** DATA EXCERPTS **
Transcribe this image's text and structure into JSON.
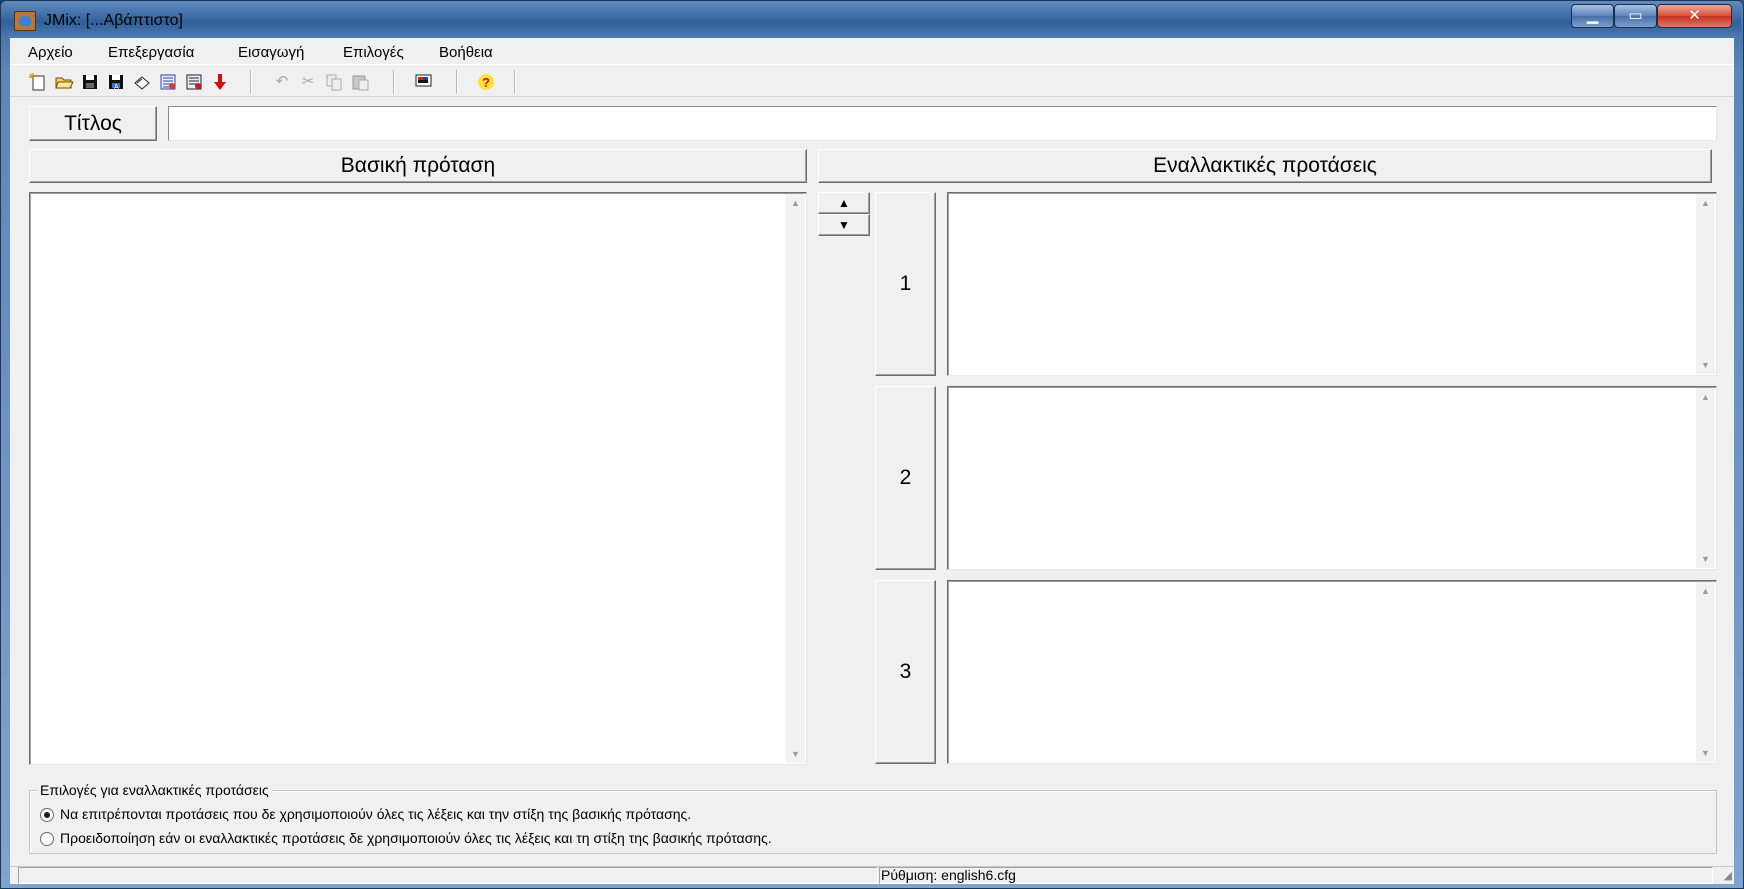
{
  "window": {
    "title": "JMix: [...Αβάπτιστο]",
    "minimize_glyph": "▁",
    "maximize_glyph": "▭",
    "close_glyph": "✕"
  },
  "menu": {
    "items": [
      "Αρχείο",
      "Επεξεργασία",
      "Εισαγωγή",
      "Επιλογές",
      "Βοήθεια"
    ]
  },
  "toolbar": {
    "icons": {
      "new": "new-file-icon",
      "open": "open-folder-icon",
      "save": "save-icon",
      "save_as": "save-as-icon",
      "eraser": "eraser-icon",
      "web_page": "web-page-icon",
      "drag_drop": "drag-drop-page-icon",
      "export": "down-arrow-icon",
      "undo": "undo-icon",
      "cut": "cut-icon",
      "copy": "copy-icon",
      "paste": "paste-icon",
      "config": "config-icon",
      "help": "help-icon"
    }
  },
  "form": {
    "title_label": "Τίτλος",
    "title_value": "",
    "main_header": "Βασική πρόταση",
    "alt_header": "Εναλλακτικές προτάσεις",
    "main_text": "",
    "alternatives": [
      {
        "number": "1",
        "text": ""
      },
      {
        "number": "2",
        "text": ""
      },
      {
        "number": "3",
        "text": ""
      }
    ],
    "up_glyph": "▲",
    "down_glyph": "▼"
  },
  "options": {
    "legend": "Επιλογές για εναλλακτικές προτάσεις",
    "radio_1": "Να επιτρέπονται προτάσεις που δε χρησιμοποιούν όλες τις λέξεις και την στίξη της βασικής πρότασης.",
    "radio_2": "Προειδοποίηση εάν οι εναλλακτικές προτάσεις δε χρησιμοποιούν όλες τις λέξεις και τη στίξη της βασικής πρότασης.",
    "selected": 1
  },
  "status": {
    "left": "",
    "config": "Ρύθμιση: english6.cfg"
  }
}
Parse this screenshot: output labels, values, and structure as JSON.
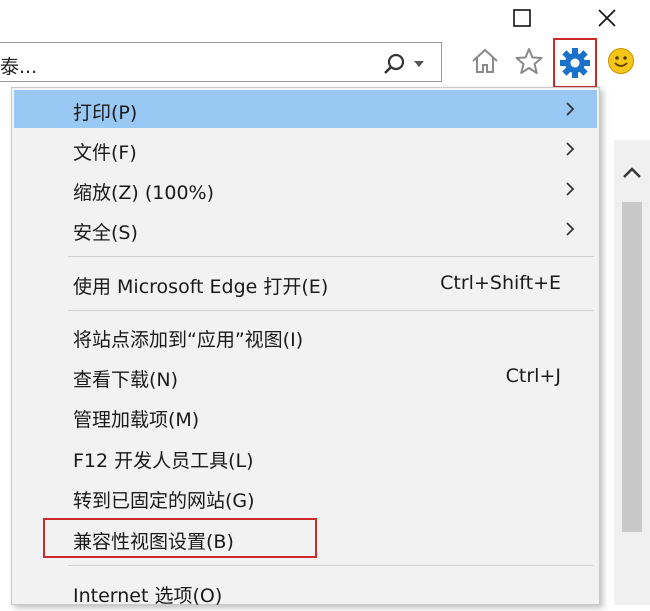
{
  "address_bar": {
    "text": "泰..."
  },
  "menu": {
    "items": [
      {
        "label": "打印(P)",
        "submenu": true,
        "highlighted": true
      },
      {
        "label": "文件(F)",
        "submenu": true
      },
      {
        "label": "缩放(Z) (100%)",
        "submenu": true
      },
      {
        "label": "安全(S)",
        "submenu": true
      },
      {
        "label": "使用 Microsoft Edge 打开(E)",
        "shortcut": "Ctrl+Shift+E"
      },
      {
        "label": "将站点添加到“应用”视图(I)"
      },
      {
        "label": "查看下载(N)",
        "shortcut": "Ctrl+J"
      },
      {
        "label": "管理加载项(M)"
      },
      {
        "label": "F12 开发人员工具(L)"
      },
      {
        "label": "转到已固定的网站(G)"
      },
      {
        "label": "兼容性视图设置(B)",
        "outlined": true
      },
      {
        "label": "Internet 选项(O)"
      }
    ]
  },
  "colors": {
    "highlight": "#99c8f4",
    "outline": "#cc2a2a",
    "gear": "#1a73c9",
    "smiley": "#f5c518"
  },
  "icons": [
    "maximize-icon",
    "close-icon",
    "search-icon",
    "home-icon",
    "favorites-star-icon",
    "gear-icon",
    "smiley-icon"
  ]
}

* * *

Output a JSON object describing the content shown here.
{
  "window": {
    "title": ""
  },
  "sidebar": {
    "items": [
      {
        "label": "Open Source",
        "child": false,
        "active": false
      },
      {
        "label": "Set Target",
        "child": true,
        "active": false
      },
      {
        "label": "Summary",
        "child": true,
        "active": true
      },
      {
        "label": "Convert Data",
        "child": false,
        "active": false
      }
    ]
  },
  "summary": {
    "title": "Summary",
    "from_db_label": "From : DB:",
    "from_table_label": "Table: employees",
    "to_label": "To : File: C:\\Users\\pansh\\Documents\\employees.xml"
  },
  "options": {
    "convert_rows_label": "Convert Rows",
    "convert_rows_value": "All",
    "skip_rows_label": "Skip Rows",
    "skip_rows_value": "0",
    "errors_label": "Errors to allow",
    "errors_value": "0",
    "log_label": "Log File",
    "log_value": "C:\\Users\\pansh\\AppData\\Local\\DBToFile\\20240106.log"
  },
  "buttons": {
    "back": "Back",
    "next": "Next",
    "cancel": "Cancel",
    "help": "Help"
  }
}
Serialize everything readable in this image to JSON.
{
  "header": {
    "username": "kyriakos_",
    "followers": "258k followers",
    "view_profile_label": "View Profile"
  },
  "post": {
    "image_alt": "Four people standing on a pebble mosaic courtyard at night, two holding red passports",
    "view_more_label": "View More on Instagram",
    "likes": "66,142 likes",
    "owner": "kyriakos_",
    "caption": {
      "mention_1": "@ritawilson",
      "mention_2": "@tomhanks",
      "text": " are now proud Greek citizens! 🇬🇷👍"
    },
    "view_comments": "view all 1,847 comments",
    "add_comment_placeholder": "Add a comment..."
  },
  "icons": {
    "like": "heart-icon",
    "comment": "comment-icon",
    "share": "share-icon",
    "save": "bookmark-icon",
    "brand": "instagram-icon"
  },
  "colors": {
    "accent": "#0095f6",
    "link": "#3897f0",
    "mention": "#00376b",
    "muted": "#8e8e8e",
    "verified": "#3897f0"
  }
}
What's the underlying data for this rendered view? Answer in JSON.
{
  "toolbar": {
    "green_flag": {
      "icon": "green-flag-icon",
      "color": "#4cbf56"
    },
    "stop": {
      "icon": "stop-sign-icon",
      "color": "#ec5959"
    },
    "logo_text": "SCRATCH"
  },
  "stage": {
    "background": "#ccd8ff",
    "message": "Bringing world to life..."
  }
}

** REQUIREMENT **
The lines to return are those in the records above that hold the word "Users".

** RESULT OF THE TASK **
    "to_label": "To : File: C:\\Users\\pansh\\Documents\\employees.xml"
    "log_value": "C:\\Users\\pansh\\AppData\\Local\\DBToFile\\20240106.log"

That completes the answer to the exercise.